How to Store Bow Ties
Bow ties are certainly a style of their own and require a certain degree of confidence to wear. Paired with the right outfit, however, they look fantastic.
Bow ties don't necessarily need their own storage method, but their reduced size, awkward shape, and tying complexity do change things slightly.
Let's be very clear about one thing: Bow ties aren't easy to tie, but you should never wear a clip-on or any other style that doesn't require tying. Imposters are obvious, and they negate the touch of class that a bow tie can create.

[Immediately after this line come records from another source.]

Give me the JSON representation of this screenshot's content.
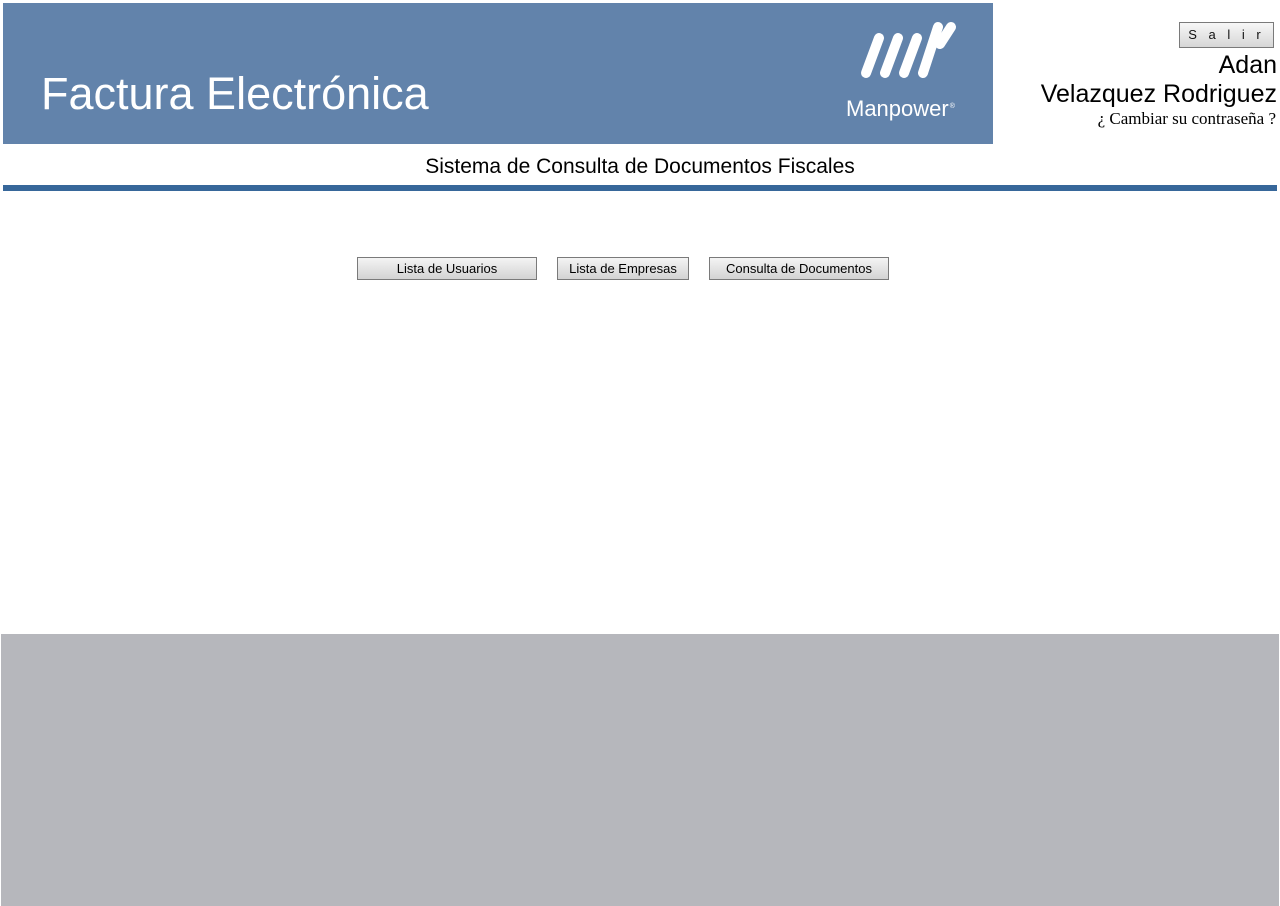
{
  "header": {
    "banner_title": "Factura Electrónica",
    "brand": "Manpower",
    "brand_mark": "®",
    "banner_color": "#6283ab"
  },
  "user": {
    "logout_label": "S a l i r",
    "first_name": "Adan",
    "last_name": "Velazquez Rodriguez",
    "change_password": "¿ Cambiar su contraseña ?"
  },
  "main": {
    "subtitle": "Sistema de Consulta de Documentos Fiscales",
    "divider_color": "#37679a",
    "buttons": [
      {
        "label": "Lista de Usuarios"
      },
      {
        "label": "Lista de Empresas"
      },
      {
        "label": "Consulta de Documentos"
      }
    ]
  },
  "footer": {
    "background_color": "#b6b7bc"
  }
}
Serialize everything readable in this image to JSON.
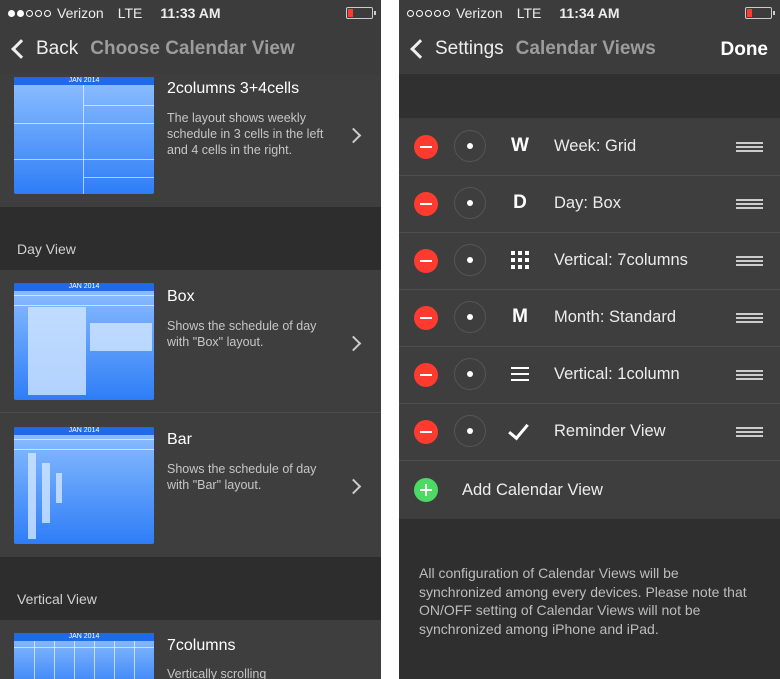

It's unlikely that you'll be able to slip a bow tie off without untying it, but in the off chance that you can, never store a bow tie in a knot. It will undoubtedly wrinkle, and you'll never be able to tie it exactly the same way twice.
Bow ties hang on racks just fine, but some racks work better than others. If stored on a sliding rack, they can fall off while sliding in and out.
Also, if you hang bow ties on a rack with dowels or pins, you're likely to knock them down when removing longer ties. The best practice is to move bow ties to one side of your tie rack and longer neckties to the other.
While their size seems more manageable, don't be tempted to roll a bow tie from one end to the other. You should still fold them in half first. Rolling from one side to the other means you'll curl one end of the tie too tightly, and that will result in a sloppy mess that impresses no one.
Final Thoughts on Necktie Storage
Treat your neckties as the investment they are. An excellent necktie, made from high-quality materials, can last years, and there's no telling how many impressions they'll make along the way.
Storing your neck or bow ties properly will help you make the best possible impression that you can. It also helps to ensure that people are noticing you for the right reasons.